his own business building and marketing miniature gasolinepowered race cars, and within a few years Hiller Industries was producing 350 model cars per month and earning $100,000 per year. During this time, he and his father invented a diecasting machine based on a cooling process that increased the strength of the aluminum castings used in his Comet race car. The invention proved to be so significant that, in 1940, the War Department contracted with Hiller Industries to produce aluminum parts for military aircraft. During World War II, the company had two shifts of employees, seven casting machines, and a payroll of $300,000 per year. Anticipating a postwar decline in the demand for aircraft parts, he conceived ways of using the casting machines to produce aluminum kitchen utensils and briefly manufactured toy water pistols known as the Hiller Atom Ray Gun.

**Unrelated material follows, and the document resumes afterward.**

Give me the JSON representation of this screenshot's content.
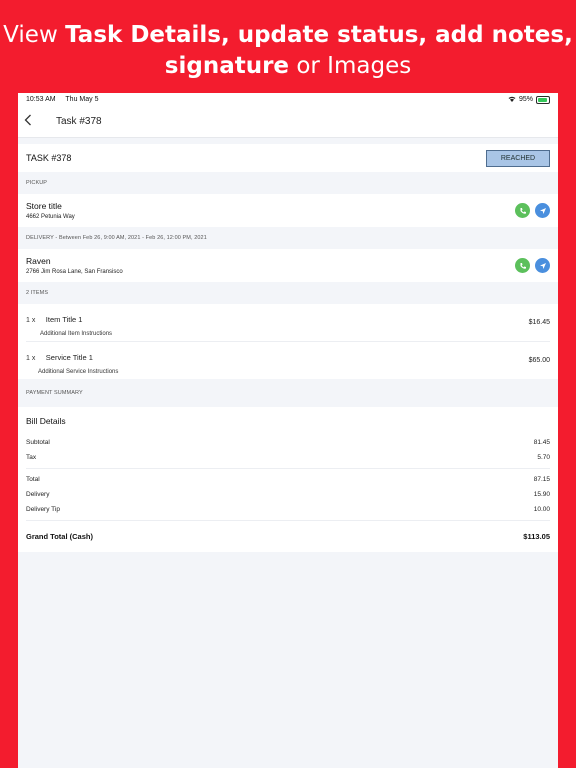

Mr. Hiller’s fascination with the challenges and possibilities of helicopters was stimulated by descriptions of Igor Sikorsky’s experiments with rotary-wing aircraft. Hiller reasoned that a coaxial rotor design without a tail rotor would overcome some of the complexities and instabilities of Sikorsky’s single-rotor configurations. He first built a model, followed by a full-sized helicopter named the XH-44 “Hiller-Copter.” This aircraft was constructed mostly of components scrounged or manufactured by his team of engineers and craftsmen and was powered by a civilian aircraft engine supplied by the War Production Board. Hiller conducted the test flight of the XH-44 himself, teaching himself to pilot it in the process, in Memorial Stadium at the University of California at Berkeley in the summer of 1944. On August 30 of that year, he held a public demonstration in San Francisco—the first successful flight of a helicopter in the western United States.
After a brief association with renowned industrialist Henry J. Kaiser, Mr. Hiller and investors formed United Helicopters Inc. in 1945, later renamed Hiller Aircraft Company. The company’s goal was to capitalize on the postwar market for low-cost helicopters for the general public by offering an improved version of the XH-44. However, this market failed to materialize, and, after a near-fatal crash, Mr. Hiller developed an alternative single-rotor configuration using stabilizing paddles, called the